What to work on:
Scan the data for "placeholder" and copy each matching line.

Supplied records:

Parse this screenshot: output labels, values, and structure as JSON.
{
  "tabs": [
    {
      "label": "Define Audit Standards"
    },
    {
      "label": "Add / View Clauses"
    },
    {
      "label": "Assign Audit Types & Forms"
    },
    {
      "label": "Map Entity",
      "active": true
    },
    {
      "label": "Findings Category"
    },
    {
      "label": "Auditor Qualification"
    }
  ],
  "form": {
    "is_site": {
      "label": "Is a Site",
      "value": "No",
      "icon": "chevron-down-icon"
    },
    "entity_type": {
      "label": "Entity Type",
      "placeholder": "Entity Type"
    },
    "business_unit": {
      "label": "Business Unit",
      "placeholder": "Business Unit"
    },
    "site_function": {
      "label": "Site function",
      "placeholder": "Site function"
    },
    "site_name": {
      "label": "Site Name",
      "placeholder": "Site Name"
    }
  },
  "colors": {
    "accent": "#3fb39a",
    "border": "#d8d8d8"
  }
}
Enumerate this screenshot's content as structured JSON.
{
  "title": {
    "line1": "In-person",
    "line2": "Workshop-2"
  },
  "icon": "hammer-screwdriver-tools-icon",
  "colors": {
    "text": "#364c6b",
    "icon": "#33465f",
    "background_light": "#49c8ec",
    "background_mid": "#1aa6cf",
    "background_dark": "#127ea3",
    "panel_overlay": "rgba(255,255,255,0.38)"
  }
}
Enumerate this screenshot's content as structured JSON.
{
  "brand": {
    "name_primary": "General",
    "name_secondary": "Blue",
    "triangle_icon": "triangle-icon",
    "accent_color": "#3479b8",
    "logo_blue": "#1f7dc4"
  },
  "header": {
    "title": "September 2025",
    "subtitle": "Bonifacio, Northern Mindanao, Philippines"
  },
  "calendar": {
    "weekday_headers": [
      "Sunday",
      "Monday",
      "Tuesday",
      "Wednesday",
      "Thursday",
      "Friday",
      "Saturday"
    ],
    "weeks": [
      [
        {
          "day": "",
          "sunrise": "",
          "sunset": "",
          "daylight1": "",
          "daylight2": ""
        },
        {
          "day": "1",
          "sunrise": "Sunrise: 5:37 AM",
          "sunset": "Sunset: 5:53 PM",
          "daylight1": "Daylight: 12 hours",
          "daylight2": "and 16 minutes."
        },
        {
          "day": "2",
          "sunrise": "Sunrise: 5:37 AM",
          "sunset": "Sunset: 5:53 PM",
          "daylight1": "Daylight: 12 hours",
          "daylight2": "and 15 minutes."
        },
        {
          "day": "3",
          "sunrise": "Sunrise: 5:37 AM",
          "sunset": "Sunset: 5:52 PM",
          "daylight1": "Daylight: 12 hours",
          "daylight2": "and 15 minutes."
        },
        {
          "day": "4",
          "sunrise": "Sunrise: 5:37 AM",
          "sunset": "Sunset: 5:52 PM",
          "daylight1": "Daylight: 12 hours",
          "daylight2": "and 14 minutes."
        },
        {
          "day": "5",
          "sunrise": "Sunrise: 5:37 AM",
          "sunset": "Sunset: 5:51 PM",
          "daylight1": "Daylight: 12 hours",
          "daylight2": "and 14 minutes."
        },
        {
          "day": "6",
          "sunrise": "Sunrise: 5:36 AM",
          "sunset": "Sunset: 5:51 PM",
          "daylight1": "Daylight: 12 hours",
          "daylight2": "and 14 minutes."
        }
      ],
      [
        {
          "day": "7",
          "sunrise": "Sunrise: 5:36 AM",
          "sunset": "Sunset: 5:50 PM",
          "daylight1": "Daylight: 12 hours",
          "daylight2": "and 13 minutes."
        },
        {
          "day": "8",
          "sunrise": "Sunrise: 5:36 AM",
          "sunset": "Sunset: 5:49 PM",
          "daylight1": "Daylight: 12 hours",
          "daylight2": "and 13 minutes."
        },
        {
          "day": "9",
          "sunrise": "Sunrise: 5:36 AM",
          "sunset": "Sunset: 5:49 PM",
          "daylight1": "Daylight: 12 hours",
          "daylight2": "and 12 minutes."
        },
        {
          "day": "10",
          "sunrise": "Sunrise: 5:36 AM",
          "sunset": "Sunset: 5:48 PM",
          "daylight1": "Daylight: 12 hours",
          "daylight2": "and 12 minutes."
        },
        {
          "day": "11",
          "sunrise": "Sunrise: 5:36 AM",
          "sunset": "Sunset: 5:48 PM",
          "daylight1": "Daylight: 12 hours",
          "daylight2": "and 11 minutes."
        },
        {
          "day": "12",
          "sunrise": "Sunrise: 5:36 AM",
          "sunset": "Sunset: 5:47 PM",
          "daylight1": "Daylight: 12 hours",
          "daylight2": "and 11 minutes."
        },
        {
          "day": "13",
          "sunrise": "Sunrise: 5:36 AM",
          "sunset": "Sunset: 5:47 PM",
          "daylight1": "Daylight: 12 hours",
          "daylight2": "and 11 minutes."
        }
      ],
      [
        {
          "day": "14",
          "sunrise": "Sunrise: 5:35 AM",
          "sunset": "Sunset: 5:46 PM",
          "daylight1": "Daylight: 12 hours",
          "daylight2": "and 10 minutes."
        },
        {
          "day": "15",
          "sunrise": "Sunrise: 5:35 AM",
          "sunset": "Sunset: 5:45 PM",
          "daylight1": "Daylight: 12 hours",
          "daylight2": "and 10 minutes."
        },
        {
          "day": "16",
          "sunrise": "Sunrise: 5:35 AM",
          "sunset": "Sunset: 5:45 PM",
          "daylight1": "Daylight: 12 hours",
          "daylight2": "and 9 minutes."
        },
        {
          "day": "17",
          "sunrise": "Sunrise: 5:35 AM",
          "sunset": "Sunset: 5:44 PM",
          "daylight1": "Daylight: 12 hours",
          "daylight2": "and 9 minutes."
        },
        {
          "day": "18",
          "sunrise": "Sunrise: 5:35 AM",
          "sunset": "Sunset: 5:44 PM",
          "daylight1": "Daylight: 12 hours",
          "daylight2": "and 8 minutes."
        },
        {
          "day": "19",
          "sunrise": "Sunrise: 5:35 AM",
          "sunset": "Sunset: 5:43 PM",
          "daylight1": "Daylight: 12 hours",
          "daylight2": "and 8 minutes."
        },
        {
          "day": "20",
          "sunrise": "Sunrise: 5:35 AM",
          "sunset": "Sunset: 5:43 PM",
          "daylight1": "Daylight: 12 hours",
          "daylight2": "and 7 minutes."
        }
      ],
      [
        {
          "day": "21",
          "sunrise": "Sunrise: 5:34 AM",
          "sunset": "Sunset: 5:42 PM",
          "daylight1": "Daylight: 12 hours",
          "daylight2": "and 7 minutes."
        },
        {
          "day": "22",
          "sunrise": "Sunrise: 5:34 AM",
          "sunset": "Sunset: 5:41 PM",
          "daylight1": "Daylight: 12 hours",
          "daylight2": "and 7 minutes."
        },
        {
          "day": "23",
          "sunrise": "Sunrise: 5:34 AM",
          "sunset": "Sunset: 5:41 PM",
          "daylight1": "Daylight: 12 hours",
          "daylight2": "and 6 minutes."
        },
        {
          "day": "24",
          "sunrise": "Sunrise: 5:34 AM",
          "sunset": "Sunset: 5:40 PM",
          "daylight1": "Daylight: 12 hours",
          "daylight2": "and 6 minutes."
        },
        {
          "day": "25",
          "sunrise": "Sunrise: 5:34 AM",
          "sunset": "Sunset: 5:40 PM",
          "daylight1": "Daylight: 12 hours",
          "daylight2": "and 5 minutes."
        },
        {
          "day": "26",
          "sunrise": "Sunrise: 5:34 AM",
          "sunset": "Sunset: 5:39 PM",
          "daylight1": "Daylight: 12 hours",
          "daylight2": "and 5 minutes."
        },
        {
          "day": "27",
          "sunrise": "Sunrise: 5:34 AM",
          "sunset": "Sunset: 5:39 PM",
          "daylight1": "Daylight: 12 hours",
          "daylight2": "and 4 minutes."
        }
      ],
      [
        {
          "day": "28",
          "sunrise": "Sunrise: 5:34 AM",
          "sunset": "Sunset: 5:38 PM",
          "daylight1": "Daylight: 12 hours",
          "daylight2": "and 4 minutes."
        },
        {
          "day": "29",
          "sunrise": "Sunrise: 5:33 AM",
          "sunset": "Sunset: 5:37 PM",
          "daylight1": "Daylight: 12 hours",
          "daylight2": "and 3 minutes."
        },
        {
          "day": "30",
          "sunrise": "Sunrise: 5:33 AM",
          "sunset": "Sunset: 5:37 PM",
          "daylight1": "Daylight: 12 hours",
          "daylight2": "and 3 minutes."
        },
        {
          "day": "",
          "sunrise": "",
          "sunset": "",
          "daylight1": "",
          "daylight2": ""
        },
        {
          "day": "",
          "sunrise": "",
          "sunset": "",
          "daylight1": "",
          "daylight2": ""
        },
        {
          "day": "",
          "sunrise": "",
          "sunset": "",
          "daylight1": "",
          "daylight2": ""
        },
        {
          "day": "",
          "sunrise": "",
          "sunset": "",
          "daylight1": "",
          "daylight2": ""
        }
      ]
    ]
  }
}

Output for this task:
      "placeholder": "Entity Type"
      "placeholder": "Business Unit"
      "placeholder": "Site function"
      "placeholder": "Site Name"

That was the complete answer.